** GOAL OF THE EXERCISE **
As you look over the data below, please find each line where the word "label" appears, then copy it.

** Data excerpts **
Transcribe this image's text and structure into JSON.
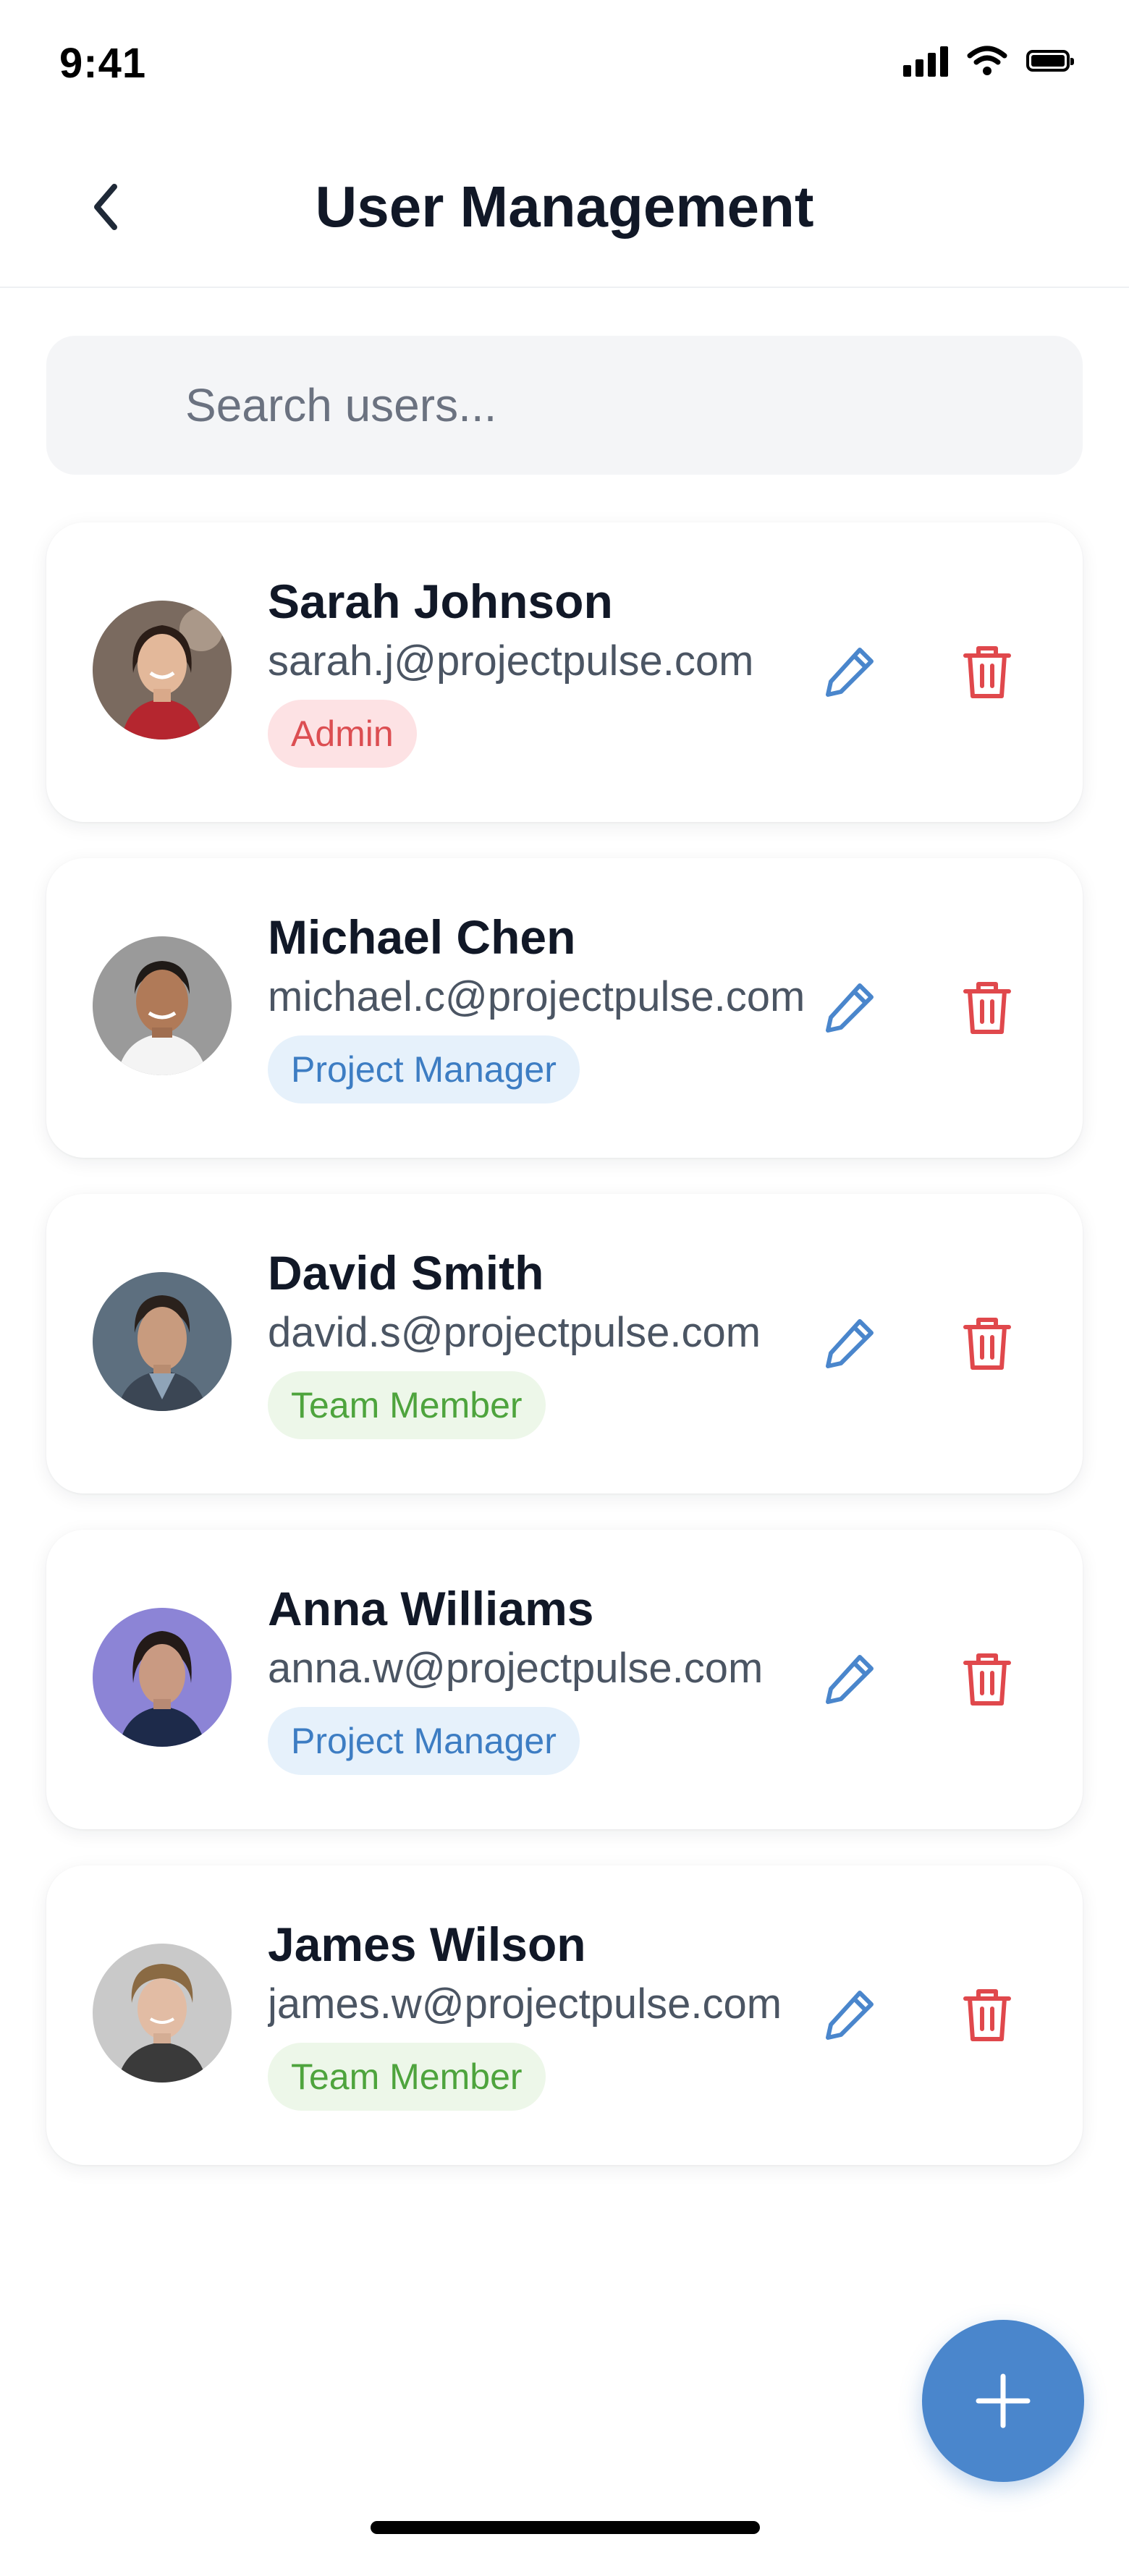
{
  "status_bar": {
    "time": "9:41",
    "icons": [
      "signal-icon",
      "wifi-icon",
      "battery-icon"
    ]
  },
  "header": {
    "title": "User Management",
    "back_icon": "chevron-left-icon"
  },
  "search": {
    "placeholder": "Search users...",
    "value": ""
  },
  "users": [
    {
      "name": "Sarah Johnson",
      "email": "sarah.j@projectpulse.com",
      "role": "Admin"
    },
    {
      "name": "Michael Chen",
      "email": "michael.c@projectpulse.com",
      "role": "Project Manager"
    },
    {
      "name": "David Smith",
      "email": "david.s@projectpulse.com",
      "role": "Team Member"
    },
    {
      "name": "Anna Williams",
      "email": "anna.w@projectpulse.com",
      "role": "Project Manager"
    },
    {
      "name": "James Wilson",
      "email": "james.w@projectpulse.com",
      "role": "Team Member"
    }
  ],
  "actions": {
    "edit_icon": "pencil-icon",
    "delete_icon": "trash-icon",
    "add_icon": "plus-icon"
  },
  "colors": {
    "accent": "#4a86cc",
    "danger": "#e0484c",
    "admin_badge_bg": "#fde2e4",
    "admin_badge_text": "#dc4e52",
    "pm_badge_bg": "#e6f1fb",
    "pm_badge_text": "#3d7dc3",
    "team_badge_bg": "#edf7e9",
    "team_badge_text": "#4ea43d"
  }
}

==

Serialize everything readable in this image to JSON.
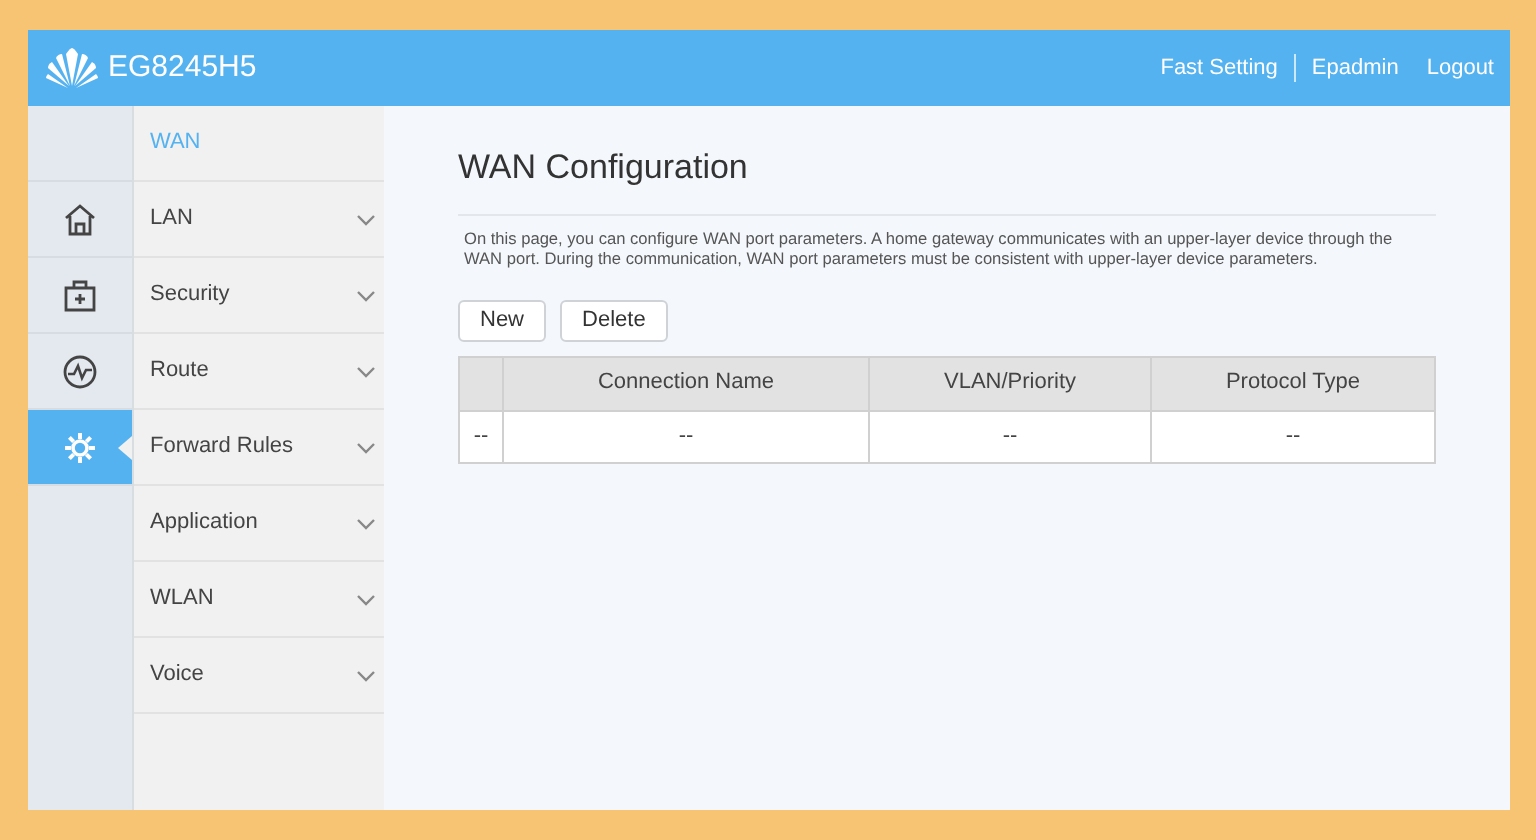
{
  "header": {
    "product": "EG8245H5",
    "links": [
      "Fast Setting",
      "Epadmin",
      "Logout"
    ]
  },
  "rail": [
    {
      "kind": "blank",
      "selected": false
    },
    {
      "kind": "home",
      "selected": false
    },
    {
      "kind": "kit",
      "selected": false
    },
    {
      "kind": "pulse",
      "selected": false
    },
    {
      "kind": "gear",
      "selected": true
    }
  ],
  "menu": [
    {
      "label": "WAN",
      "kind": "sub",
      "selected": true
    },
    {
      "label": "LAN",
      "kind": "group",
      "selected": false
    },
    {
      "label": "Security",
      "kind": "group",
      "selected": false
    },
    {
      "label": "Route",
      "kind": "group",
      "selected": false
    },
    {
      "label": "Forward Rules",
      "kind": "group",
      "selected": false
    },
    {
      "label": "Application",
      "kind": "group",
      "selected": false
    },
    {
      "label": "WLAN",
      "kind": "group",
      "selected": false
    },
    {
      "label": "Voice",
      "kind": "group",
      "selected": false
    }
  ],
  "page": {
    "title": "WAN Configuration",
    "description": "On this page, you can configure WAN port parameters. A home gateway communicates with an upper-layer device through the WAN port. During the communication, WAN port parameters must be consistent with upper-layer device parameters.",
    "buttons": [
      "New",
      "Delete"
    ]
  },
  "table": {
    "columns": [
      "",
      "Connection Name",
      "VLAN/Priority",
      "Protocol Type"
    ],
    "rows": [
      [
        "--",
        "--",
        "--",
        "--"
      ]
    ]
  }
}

** ANSWER SECTION **
      "label": "WAN",
      "label": "LAN",
      "label": "Security",
      "label": "Route",
      "label": "Forward Rules",
      "label": "Application",
      "label": "WLAN",
      "label": "Voice",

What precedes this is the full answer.